By 2050, California’s male population will be nearly 80 percent boys and men of color. Ensuring that boys and young men of color have opportunities to succeed is not only a matter of fairness, it is essential to the economic strength and competitiveness of the state. We all stand to benefit by investing in our young men of color so that they have the chance to grow up healthy, get a good education, join our workforce, and make positive contributions to our economy and communities.
A disproportionate number of Latino, African American, Native American, and Southeast Asian males are trapped in a cycle of poverty, prison, and disadvantage. On the federal level, President Barack Obama has started to address this issue through his “My Brother’s Keeper” initiative, which he announced early last year. This initiative seeks to coordinate the efforts of community-based organizations and government agencies so that they can be most efficient in closing systemic gaps and in creating new opportunities for disadvantaged communities. In California, social justice organizations, foundations, and community leaders have been focused on promoting these goals through policy change for well over a decade.

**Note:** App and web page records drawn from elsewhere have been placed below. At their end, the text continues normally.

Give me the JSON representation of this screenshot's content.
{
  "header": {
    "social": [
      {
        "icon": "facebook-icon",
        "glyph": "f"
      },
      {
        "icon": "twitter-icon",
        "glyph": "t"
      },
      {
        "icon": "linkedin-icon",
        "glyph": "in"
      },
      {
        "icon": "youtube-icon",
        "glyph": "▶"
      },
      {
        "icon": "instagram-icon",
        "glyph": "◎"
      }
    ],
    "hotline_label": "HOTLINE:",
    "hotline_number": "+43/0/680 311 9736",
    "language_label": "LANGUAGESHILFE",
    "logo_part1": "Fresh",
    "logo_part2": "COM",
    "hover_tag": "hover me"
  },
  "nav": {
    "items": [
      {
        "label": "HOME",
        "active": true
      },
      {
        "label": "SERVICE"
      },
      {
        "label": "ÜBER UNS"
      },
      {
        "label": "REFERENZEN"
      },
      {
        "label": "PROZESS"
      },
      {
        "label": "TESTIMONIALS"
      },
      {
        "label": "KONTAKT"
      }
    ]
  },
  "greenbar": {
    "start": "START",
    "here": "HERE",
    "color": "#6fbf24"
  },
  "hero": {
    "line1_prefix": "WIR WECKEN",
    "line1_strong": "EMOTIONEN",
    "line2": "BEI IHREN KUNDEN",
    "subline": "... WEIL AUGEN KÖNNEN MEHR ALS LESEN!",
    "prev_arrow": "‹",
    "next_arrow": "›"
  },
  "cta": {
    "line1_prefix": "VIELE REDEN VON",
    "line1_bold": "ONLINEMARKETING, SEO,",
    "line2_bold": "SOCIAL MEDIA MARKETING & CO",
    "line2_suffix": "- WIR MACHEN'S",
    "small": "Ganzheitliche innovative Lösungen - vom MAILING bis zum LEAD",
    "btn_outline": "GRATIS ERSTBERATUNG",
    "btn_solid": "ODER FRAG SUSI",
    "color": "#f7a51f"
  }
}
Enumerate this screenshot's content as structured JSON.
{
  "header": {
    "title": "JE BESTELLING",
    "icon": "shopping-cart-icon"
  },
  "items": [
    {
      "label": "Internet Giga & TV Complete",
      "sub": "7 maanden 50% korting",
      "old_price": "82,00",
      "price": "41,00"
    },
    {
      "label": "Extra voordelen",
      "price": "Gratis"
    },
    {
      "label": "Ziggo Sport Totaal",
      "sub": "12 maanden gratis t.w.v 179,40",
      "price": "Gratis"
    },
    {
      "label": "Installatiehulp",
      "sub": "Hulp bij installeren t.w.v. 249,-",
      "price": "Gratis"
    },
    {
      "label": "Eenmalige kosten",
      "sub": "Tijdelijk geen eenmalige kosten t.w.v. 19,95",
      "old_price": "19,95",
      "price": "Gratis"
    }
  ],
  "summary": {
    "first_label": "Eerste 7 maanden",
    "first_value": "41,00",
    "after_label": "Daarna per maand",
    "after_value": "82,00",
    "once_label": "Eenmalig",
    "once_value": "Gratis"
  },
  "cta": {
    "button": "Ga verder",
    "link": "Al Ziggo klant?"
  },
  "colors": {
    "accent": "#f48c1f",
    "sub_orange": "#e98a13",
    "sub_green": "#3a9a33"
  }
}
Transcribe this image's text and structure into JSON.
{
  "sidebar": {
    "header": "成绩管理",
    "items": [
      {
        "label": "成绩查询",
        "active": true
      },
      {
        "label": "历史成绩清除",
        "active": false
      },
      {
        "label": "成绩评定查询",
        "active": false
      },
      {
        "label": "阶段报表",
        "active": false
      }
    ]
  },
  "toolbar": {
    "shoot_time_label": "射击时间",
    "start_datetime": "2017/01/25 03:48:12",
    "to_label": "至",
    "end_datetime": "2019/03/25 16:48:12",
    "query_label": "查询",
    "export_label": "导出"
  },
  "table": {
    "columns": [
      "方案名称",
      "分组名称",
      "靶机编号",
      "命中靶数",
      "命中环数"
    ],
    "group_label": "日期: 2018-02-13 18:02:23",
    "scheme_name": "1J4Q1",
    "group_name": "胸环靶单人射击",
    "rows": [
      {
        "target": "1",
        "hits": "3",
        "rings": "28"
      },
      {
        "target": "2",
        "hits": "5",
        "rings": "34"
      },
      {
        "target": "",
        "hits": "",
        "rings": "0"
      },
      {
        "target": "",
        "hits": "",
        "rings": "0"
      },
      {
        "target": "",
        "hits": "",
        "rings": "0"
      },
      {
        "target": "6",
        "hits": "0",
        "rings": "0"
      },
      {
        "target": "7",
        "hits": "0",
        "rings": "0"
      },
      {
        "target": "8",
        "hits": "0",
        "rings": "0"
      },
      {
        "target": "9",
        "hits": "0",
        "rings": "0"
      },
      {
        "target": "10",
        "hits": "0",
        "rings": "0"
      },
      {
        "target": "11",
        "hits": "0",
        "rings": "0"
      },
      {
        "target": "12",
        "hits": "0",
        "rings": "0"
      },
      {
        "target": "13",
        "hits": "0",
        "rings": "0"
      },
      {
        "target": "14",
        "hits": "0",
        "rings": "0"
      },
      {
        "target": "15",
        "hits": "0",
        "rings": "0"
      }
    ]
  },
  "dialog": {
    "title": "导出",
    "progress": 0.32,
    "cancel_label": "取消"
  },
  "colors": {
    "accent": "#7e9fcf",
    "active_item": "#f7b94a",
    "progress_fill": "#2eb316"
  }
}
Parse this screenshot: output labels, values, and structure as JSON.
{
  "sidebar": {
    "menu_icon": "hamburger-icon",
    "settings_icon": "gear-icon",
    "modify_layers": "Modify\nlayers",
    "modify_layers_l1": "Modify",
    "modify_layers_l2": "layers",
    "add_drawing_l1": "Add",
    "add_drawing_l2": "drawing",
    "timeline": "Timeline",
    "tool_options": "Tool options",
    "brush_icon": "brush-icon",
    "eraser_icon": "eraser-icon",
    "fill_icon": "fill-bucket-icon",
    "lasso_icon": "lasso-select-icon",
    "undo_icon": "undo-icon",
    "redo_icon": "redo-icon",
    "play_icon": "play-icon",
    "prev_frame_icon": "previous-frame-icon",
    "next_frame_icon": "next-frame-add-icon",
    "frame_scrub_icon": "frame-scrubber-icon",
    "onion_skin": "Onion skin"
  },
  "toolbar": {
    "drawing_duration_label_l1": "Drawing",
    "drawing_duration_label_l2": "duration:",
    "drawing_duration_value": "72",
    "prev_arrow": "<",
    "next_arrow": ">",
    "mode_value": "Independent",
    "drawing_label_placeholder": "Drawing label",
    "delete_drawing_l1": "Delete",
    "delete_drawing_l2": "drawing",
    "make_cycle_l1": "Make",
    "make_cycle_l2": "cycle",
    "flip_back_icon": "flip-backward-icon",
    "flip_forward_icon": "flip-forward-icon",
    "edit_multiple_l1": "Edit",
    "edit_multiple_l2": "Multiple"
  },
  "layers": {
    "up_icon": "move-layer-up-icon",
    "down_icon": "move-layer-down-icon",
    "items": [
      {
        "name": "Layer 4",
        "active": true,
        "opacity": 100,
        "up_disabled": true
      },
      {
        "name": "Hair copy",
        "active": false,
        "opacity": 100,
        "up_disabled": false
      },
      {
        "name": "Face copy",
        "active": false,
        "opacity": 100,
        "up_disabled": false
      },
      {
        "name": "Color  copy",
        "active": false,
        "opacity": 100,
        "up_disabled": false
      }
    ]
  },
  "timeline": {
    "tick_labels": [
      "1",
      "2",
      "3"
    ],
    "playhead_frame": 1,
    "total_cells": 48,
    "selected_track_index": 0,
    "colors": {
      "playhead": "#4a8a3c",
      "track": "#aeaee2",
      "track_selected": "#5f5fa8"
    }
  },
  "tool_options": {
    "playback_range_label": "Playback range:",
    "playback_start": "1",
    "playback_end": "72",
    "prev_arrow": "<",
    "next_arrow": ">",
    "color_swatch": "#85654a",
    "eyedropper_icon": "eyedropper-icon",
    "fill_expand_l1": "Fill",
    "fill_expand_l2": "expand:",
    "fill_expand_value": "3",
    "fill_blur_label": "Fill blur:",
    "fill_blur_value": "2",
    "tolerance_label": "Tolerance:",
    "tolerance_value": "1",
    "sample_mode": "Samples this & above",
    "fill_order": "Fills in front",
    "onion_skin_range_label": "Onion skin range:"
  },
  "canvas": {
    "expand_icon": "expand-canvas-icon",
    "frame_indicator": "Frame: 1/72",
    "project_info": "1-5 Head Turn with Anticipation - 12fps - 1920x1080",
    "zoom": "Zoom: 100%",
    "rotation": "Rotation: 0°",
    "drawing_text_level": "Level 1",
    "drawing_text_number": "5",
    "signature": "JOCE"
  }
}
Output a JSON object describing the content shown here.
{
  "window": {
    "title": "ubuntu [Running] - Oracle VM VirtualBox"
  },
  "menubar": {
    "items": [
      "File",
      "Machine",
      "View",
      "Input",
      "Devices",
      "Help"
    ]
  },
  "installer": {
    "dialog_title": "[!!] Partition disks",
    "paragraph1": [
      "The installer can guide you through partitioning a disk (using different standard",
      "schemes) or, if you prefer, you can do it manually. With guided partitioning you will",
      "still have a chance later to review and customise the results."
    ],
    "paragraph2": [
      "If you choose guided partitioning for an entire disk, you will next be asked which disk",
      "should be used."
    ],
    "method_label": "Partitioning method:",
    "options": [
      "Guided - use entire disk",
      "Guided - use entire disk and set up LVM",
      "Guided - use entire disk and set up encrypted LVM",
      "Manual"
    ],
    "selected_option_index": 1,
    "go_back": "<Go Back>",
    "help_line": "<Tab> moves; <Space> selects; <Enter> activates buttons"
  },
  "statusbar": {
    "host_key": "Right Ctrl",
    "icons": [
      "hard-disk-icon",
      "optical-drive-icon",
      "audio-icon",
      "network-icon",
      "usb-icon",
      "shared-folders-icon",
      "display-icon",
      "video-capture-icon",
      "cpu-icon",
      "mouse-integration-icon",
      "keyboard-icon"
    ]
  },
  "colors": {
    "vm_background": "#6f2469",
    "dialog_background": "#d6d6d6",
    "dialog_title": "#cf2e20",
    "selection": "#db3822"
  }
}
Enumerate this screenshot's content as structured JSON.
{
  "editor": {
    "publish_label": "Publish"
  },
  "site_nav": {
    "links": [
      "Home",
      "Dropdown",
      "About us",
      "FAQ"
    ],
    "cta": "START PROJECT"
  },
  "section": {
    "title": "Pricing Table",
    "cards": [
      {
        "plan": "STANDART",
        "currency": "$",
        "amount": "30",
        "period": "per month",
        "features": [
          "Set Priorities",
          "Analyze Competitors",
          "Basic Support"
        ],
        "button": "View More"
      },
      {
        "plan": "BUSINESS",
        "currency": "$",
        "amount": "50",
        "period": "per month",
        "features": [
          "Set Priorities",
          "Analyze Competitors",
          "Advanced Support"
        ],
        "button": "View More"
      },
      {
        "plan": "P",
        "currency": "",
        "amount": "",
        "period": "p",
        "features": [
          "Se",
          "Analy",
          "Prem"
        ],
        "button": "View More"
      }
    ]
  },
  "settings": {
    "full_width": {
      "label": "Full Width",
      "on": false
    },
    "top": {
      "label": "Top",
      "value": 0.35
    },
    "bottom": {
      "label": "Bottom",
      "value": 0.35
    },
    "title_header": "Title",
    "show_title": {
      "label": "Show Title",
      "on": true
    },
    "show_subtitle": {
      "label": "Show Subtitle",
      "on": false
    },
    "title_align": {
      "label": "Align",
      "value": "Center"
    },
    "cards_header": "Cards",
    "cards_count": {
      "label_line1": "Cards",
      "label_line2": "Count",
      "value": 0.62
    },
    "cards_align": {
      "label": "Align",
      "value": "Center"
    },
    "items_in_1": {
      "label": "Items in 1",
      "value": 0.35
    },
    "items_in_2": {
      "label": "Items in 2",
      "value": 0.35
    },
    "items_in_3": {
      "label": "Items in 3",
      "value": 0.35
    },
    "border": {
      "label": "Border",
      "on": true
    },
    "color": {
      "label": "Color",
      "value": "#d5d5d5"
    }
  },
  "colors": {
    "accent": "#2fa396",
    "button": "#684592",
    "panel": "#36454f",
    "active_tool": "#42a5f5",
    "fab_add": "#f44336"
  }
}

Greenlining is active in advocacy aimed at improving the lives of boys and young men of color. Currently, Greenlining helps lead such efforts on the Alliance for Boys and Men of Color Health Policy and Workforce Work Groups. Our 2014 report, Pathways Out of Poverty: Boys and Men of Color and Jobs in the Health Sector, highlighted the obstacles that keep boys and men of color from pursuing these careers, and suggested possible solutions.
Click here to find out more about the Alliance for Boys and Men of Color